§ **Problem**:
Down to the final line, reproduce the entries that follow exactly.
================================
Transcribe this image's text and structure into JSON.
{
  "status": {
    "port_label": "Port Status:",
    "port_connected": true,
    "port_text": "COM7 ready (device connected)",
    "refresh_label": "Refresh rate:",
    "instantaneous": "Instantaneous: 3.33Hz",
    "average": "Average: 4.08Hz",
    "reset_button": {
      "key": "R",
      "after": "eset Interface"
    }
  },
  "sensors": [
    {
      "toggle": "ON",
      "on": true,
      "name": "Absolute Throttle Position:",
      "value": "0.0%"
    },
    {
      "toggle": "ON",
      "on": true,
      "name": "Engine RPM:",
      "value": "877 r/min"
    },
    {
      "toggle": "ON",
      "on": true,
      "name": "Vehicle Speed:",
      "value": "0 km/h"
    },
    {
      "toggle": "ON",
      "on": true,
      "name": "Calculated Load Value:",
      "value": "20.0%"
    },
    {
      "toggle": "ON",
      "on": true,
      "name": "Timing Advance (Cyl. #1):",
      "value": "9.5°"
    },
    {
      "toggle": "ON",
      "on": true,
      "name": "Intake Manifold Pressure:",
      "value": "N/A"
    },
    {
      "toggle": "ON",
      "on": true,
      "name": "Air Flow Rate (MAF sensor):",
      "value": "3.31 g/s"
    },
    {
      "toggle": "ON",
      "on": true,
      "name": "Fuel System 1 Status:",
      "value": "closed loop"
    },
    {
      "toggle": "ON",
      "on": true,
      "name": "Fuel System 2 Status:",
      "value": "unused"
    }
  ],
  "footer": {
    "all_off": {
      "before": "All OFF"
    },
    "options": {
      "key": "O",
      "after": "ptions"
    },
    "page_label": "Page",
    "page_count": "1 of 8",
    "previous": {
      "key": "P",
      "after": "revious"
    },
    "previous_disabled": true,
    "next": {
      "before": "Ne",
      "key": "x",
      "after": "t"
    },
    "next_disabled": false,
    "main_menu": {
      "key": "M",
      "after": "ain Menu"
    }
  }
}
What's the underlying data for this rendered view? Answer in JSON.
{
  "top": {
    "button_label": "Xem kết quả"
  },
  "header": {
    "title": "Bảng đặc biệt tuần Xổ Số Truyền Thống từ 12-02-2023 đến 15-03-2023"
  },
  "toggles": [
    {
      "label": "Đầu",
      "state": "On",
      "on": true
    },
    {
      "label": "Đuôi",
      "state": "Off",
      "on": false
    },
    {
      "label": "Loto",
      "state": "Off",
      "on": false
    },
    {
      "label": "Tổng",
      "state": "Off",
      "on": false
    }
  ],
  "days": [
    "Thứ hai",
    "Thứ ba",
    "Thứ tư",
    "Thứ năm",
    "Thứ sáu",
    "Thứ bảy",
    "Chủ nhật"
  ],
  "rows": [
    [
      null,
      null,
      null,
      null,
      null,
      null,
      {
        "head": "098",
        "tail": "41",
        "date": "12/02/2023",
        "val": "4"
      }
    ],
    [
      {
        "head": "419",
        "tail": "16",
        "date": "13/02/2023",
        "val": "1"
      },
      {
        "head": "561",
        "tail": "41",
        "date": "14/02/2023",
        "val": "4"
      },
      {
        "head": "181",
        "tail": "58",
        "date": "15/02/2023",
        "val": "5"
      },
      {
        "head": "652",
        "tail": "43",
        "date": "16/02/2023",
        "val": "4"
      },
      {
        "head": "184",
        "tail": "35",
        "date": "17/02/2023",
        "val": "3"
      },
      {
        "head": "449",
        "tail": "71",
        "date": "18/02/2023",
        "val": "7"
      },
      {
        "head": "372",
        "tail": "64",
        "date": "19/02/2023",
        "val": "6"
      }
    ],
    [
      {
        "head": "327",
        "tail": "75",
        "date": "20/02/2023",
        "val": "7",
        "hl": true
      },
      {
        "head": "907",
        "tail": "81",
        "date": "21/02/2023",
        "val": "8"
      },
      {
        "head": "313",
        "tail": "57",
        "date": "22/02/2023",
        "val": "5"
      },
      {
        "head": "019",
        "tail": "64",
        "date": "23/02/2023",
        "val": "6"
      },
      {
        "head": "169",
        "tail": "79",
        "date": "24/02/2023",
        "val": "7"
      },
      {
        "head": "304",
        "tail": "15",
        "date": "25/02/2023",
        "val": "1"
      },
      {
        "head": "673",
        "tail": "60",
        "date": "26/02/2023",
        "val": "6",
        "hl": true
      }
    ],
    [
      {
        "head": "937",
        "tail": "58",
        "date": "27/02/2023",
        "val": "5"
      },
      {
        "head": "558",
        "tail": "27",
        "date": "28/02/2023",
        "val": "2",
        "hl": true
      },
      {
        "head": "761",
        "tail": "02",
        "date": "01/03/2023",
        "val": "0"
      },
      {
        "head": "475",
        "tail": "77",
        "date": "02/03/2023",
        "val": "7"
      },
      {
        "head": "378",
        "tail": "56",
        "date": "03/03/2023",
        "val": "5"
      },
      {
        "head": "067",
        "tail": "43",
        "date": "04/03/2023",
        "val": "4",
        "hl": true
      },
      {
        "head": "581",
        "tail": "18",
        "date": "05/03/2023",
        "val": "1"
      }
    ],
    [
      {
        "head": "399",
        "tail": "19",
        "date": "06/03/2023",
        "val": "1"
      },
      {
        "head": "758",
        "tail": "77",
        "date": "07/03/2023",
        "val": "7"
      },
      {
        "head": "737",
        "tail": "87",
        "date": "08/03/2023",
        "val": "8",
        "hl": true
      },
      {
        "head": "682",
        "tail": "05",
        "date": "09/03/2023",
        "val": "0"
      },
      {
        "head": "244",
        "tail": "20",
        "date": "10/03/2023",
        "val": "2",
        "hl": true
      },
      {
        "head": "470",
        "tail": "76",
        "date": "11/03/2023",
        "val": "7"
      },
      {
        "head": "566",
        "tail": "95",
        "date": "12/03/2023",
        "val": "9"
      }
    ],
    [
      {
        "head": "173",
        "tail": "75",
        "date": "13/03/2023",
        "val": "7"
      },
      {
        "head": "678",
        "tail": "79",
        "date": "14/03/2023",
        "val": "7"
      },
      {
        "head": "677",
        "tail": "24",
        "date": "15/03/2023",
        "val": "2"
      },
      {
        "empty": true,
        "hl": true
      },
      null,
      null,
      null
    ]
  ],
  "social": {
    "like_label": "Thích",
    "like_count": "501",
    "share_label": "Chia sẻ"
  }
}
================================
§ **Answer section**:
Transcribe this image's text and structure into JSON.
{
  "status": {
    "port_label": "Port Status:",
    "port_connected": true,
    "port_text": "COM7 ready (device connected)",
    "refresh_label": "Refresh rate:",
    "instantaneous": "Instantaneous: 3.33Hz",
    "average": "Average: 4.08Hz",
    "reset_button": {
      "key": "R",
      "after": "eset Interface"
    }
  },
  "sensors": [
    {
      "toggle": "ON",
      "on": true,
      "name": "Absolute Throttle Position:",
      "value": "0.0%"
    },
    {
      "toggle": "ON",
      "on": true,
      "name": "Engine RPM:",
      "value": "877 r/min"
    },
    {
      "toggle": "ON",
      "on": true,
      "name": "Vehicle Speed:",
      "value": "0 km/h"
    },
    {
      "toggle": "ON",
      "on": true,
      "name": "Calculated Load Value:",
      "value": "20.0%"
    },
    {
      "toggle": "ON",
      "on": true,
      "name": "Timing Advance (Cyl. #1):",
      "value": "9.5°"
    },
    {
      "toggle": "ON",
      "on": true,
      "name": "Intake Manifold Pressure:",
      "value": "N/A"
    },
    {
      "toggle": "ON",
      "on": true,
      "name": "Air Flow Rate (MAF sensor):",
      "value": "3.31 g/s"
    },
    {
      "toggle": "ON",
      "on": true,
      "name": "Fuel System 1 Status:",
      "value": "closed loop"
    },
    {
      "toggle": "ON",
      "on": true,
      "name": "Fuel System 2 Status:",
      "value": "unused"
    }
  ],
  "footer": {
    "all_off": {
      "before": "All OFF"
    },
    "options": {
      "key": "O",
      "after": "ptions"
    },
    "page_label": "Page",
    "page_count": "1 of 8",
    "previous": {
      "key": "P",
      "after": "revious"
    },
    "previous_disabled": true,
    "next": {
      "before": "Ne",
      "key": "x",
      "after": "t"
    },
    "next_disabled": false,
    "main_menu": {
      "key": "M",
      "after": "ain Menu"
    }
  }
}
What's the underlying data for this rendered view? Answer in JSON.
{
  "top": {
    "button_label": "Xem kết quả"
  },
  "header": {
    "title": "Bảng đặc biệt tuần Xổ Số Truyền Thống từ 12-02-2023 đến 15-03-2023"
  },
  "toggles": [
    {
      "label": "Đầu",
      "state": "On",
      "on": true
    },
    {
      "label": "Đuôi",
      "state": "Off",
      "on": false
    },
    {
      "label": "Loto",
      "state": "Off",
      "on": false
    },
    {
      "label": "Tổng",
      "state": "Off",
      "on": false
    }
  ],
  "days": [
    "Thứ hai",
    "Thứ ba",
    "Thứ tư",
    "Thứ năm",
    "Thứ sáu",
    "Thứ bảy",
    "Chủ nhật"
  ],
  "rows": [
    [
      null,
      null,
      null,
      null,
      null,
      null,
      {
        "head": "098",
        "tail": "41",
        "date": "12/02/2023",
        "val": "4"
      }
    ],
    [
      {
        "head": "419",
        "tail": "16",
        "date": "13/02/2023",
        "val": "1"
      },
      {
        "head": "561",
        "tail": "41",
        "date": "14/02/2023",
        "val": "4"
      },
      {
        "head": "181",
        "tail": "58",
        "date": "15/02/2023",
        "val": "5"
      },
      {
        "head": "652",
        "tail": "43",
        "date": "16/02/2023",
        "val": "4"
      },
      {
        "head": "184",
        "tail": "35",
        "date": "17/02/2023",
        "val": "3"
      },
      {
        "head": "449",
        "tail": "71",
        "date": "18/02/2023",
        "val": "7"
      },
      {
        "head": "372",
        "tail": "64",
        "date": "19/02/2023",
        "val": "6"
      }
    ],
    [
      {
        "head": "327",
        "tail": "75",
        "date": "20/02/2023",
        "val": "7",
        "hl": true
      },
      {
        "head": "907",
        "tail": "81",
        "date": "21/02/2023",
        "val": "8"
      },
      {
        "head": "313",
        "tail": "57",
        "date": "22/02/2023",
        "val": "5"
      },
      {
        "head": "019",
        "tail": "64",
        "date": "23/02/2023",
        "val": "6"
      },
      {
        "head": "169",
        "tail": "79",
        "date": "24/02/2023",
        "val": "7"
      },
      {
        "head": "304",
        "tail": "15",
        "date": "25/02/2023",
        "val": "1"
      },
      {
        "head": "673",
        "tail": "60",
        "date": "26/02/2023",
        "val": "6",
        "hl": true
      }
    ],
    [
      {
        "head": "937",
        "tail": "58",
        "date": "27/02/2023",
        "val": "5"
      },
      {
        "head": "558",
        "tail": "27",
        "date": "28/02/2023",
        "val": "2",
        "hl": true
      },
      {
        "head": "761",
        "tail": "02",
        "date": "01/03/2023",
        "val": "0"
      },
      {
        "head": "475",
        "tail": "77",
        "date": "02/03/2023",
        "val": "7"
      },
      {
        "head": "378",
        "tail": "56",
        "date": "03/03/2023",
        "val": "5"
      },
      {
        "head": "067",
        "tail": "43",
        "date": "04/03/2023",
        "val": "4",
        "hl": true
      },
      {
        "head": "581",
        "tail": "18",
        "date": "05/03/2023",
        "val": "1"
      }
    ],
    [
      {
        "head": "399",
        "tail": "19",
        "date": "06/03/2023",
        "val": "1"
      },
      {
        "head": "758",
        "tail": "77",
        "date": "07/03/2023",
        "val": "7"
      },
      {
        "head": "737",
        "tail": "87",
        "date": "08/03/2023",
        "val": "8",
        "hl": true
      },
      {
        "head": "682",
        "tail": "05",
        "date": "09/03/2023",
        "val": "0"
      },
      {
        "head": "244",
        "tail": "20",
        "date": "10/03/2023",
        "val": "2",
        "hl": true
      },
      {
        "head": "470",
        "tail": "76",
        "date": "11/03/2023",
        "val": "7"
      },
      {
        "head": "566",
        "tail": "95",
        "date": "12/03/2023",
        "val": "9"
      }
    ],
    [
      {
        "head": "173",
        "tail": "75",
        "date": "13/03/2023",
        "val": "7"
      },
      {
        "head": "678",
        "tail": "79",
        "date": "14/03/2023",
        "val": "7"
      },
      {
        "head": "677",
        "tail": "24",
        "date": "15/03/2023",
        "val": "2"
      },
      {
        "empty": true,
        "hl": true
      },
      null,
      null,
      null
    ]
  ],
  "social": {
    "like_label": "Thích",
    "like_count": "501",
    "share_label": "Chia sẻ"
  }
}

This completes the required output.